Please copy out every line in the records below that includes the word "name".

Dataset rows describing interfaces
......

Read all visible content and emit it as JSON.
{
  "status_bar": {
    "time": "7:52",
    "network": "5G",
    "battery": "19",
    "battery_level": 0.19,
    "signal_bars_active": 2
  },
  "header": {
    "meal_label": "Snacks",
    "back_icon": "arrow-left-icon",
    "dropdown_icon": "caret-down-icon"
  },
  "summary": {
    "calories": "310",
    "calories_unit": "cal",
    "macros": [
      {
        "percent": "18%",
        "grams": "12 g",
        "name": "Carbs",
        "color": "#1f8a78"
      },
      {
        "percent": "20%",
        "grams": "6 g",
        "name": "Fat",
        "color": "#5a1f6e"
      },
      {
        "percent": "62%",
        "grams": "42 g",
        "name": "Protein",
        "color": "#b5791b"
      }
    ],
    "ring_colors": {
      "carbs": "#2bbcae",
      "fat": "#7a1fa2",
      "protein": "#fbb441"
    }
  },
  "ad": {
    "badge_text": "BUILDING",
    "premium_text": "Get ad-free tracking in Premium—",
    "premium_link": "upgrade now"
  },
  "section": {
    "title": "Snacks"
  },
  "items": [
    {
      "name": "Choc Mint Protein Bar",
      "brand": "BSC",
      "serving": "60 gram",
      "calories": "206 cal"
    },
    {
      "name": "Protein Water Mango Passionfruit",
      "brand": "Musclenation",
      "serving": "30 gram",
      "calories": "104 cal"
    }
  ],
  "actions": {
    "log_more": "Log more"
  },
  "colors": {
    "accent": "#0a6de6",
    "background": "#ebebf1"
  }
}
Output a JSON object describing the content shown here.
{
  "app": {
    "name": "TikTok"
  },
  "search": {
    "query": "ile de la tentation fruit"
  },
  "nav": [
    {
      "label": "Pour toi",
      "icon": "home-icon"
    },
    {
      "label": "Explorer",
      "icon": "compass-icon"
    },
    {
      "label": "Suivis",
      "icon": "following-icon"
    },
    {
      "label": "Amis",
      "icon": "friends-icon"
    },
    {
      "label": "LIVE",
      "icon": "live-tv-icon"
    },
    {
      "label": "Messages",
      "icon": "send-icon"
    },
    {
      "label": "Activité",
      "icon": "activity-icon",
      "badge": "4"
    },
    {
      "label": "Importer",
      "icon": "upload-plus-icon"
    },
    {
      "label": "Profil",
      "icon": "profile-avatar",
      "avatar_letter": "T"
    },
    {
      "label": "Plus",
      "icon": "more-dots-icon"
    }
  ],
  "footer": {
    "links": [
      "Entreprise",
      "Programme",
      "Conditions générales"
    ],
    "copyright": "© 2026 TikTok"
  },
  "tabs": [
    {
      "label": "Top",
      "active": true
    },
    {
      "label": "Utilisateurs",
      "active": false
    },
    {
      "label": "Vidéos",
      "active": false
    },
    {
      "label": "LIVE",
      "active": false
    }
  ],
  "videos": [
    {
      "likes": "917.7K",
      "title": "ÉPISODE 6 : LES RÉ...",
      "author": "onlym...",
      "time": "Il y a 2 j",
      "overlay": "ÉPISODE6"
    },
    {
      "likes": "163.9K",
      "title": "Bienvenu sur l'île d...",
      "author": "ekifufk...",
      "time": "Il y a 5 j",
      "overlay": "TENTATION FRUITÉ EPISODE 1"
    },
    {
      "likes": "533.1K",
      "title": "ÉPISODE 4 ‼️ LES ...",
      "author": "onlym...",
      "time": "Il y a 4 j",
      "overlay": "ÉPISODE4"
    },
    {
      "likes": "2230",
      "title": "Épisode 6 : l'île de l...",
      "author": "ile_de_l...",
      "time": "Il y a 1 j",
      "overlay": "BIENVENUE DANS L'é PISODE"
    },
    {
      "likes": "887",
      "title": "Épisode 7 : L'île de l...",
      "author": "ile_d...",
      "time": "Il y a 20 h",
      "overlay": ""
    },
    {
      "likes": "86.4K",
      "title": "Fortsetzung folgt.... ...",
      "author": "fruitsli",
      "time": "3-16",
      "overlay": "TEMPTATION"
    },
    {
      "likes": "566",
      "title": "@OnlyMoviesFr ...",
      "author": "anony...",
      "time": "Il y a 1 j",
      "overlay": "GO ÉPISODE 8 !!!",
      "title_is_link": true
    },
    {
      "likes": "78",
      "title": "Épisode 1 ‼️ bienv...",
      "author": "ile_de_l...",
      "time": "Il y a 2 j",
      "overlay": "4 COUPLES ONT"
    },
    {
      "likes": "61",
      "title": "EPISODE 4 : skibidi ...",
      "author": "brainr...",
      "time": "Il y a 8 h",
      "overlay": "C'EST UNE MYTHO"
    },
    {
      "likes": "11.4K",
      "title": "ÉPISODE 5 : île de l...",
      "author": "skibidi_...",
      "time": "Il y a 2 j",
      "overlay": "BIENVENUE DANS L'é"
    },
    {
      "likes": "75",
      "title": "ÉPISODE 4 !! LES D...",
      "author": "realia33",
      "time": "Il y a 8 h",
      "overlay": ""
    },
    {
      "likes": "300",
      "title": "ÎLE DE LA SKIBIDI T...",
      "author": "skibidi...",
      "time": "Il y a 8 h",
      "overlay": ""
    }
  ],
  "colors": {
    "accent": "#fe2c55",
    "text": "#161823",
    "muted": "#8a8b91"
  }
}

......

-- Output for this task --
        "name": "Carbs",
        "name": "Fat",
        "name": "Protein",
      "name": "Choc Mint Protein Bar",
      "name": "Protein Water Mango Passionfruit",
    "name": "TikTok"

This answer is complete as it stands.